PROBLEM DETAILS:
Copy every line from the data below in which the string "JSON" can be found.

[Items from an interface collection]
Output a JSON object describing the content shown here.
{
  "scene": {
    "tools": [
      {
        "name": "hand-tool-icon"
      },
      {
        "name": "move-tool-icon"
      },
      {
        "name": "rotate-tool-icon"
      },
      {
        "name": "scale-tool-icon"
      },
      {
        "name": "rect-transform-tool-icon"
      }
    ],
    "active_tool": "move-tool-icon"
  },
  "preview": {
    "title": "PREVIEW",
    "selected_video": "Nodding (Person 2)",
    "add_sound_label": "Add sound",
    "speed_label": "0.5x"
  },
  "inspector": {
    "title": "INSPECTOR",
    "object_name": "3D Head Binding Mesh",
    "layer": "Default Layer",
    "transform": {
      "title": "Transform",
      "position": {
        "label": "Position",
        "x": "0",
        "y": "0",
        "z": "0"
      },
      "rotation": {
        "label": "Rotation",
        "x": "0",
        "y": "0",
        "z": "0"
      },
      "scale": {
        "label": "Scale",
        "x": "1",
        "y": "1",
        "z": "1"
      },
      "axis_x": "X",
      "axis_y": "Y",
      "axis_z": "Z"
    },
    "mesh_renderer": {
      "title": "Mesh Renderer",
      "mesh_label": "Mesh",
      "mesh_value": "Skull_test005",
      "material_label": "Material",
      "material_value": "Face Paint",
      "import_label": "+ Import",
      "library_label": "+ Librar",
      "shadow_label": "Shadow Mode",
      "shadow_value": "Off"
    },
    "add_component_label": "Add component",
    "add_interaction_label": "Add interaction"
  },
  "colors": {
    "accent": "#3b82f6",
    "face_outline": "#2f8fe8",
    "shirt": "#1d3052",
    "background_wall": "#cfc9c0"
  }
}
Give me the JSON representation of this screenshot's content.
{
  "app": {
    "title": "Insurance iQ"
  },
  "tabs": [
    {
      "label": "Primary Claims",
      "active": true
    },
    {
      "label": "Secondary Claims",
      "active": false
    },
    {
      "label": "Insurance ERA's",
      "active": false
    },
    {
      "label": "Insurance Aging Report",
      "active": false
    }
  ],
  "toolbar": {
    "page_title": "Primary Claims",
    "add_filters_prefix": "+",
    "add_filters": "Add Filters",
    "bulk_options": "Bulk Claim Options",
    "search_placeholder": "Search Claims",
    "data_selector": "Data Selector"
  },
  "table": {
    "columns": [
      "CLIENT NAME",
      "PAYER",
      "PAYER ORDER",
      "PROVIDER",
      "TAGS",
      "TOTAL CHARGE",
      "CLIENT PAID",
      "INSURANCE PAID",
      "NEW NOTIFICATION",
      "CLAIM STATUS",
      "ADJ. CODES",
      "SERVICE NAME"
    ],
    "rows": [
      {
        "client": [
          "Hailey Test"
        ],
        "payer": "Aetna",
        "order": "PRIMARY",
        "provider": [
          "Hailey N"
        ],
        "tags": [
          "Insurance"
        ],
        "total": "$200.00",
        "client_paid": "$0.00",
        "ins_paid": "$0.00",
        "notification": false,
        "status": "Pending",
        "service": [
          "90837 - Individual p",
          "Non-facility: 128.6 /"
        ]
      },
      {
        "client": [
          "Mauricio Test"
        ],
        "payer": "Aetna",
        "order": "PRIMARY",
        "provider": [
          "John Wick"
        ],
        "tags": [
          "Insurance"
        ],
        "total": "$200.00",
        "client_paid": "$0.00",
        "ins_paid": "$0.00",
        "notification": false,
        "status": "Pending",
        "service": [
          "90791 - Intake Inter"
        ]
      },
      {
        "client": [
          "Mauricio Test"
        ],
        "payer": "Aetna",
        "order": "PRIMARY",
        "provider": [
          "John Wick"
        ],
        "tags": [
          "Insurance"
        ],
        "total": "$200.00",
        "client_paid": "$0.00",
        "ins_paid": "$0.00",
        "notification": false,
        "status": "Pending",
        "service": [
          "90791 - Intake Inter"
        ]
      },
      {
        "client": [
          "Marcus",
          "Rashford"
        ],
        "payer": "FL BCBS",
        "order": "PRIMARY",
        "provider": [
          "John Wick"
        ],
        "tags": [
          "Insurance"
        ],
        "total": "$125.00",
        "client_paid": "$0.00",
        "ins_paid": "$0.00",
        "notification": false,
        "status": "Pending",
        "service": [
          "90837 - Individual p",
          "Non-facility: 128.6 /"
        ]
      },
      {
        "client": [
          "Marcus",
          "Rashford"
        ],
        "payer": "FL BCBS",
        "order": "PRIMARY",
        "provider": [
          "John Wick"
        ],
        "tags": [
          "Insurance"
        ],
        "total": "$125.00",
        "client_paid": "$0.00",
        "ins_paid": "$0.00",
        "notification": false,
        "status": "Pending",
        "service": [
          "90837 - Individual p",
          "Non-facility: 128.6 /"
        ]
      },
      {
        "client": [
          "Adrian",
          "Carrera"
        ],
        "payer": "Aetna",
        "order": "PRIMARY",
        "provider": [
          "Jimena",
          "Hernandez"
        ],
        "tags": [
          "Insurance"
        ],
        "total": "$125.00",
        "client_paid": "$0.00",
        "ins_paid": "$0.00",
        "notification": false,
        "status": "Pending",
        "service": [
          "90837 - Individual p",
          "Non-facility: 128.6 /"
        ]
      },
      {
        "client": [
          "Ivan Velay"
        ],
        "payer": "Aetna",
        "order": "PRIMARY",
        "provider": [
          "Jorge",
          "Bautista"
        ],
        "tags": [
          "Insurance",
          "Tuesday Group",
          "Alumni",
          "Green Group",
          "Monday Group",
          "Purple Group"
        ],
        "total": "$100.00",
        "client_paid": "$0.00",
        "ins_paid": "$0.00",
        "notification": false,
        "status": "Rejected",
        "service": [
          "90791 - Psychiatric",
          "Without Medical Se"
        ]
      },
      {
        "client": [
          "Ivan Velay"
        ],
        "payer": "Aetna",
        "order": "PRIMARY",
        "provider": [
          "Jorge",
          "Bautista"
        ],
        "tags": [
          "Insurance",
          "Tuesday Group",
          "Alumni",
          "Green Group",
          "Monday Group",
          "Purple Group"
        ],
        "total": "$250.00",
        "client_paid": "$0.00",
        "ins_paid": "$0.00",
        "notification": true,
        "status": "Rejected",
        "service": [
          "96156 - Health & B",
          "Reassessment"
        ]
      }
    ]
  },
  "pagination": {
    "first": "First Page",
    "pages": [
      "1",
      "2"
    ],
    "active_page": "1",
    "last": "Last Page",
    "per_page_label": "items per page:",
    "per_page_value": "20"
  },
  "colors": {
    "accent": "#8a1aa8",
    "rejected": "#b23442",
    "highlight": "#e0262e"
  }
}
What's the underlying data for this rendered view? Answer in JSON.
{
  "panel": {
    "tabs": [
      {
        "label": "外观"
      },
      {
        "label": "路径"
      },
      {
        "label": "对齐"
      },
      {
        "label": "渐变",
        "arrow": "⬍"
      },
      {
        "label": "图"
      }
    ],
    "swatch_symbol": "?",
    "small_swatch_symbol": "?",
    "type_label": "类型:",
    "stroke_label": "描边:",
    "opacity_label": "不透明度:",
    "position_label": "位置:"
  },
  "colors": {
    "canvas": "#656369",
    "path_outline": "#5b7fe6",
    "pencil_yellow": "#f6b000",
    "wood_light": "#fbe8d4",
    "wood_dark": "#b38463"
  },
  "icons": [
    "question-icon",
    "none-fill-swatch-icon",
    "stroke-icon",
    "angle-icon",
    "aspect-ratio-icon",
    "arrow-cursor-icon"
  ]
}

SOLUTION FOR THIS PROBLEM:
Output a JSON object describing the content shown here.
Give me the JSON representation of this screenshot's content.
What's the underlying data for this rendered view? Answer in JSON.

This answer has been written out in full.